Brief: Go through the data below line by line. Give only the number of lines that contain "intégrales".

Records for the task: Begin

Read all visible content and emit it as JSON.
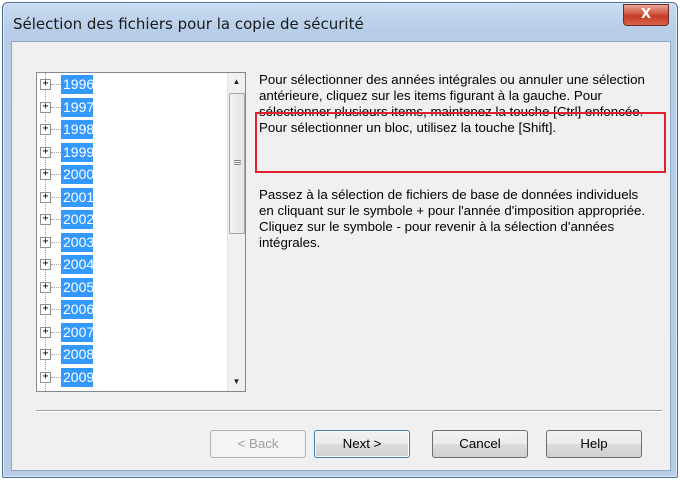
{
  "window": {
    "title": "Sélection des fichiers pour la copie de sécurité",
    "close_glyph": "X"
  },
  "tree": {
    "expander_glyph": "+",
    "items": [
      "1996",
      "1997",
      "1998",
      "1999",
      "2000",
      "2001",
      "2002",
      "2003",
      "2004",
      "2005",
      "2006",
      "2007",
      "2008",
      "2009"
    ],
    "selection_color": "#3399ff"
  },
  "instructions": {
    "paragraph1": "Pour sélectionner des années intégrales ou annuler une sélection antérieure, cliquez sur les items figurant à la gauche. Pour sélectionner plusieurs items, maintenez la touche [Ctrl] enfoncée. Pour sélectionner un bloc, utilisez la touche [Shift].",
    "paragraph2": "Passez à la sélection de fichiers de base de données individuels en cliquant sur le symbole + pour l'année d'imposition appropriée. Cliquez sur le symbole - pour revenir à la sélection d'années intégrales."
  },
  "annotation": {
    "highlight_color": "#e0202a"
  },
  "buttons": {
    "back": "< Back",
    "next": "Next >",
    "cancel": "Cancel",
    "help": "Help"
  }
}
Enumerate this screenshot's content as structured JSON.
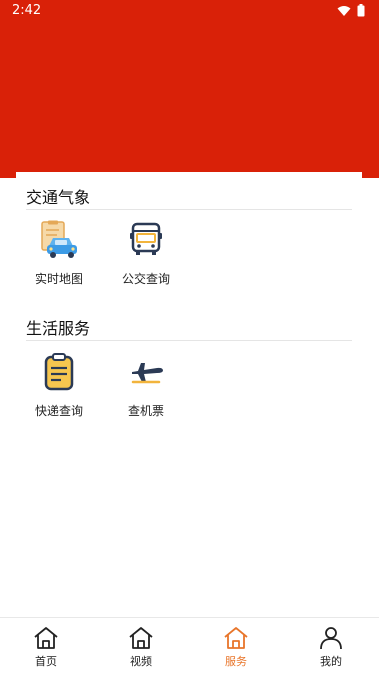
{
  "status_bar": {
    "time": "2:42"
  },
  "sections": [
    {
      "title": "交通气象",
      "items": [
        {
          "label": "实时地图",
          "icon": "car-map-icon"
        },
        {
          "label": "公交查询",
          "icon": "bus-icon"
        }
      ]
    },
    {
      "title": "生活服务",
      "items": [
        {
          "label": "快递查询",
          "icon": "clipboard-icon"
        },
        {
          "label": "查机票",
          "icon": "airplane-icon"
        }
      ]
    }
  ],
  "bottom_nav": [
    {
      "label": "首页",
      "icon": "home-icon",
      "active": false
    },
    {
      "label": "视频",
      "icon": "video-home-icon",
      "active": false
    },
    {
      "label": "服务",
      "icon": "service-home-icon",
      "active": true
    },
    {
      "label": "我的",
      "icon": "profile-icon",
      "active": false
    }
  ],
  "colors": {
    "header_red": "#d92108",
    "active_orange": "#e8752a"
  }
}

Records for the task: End
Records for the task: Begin

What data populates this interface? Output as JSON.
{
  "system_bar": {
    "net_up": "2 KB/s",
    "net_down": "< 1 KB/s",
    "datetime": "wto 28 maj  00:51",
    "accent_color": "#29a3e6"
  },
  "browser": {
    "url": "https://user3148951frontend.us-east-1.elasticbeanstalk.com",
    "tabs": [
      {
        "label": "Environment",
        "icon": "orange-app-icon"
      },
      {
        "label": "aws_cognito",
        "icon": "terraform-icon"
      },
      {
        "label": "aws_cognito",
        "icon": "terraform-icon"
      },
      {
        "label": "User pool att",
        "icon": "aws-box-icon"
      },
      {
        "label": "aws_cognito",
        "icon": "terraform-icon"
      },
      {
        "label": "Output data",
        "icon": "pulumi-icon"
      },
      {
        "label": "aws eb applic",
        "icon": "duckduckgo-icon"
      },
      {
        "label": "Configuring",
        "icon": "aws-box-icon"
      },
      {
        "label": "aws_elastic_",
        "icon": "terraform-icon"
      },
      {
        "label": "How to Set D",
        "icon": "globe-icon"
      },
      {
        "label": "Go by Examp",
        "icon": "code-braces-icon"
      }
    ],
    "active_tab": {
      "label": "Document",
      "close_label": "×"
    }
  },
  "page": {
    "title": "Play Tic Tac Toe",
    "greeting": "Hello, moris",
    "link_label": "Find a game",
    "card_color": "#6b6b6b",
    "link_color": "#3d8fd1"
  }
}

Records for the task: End

Solution to this problem: 2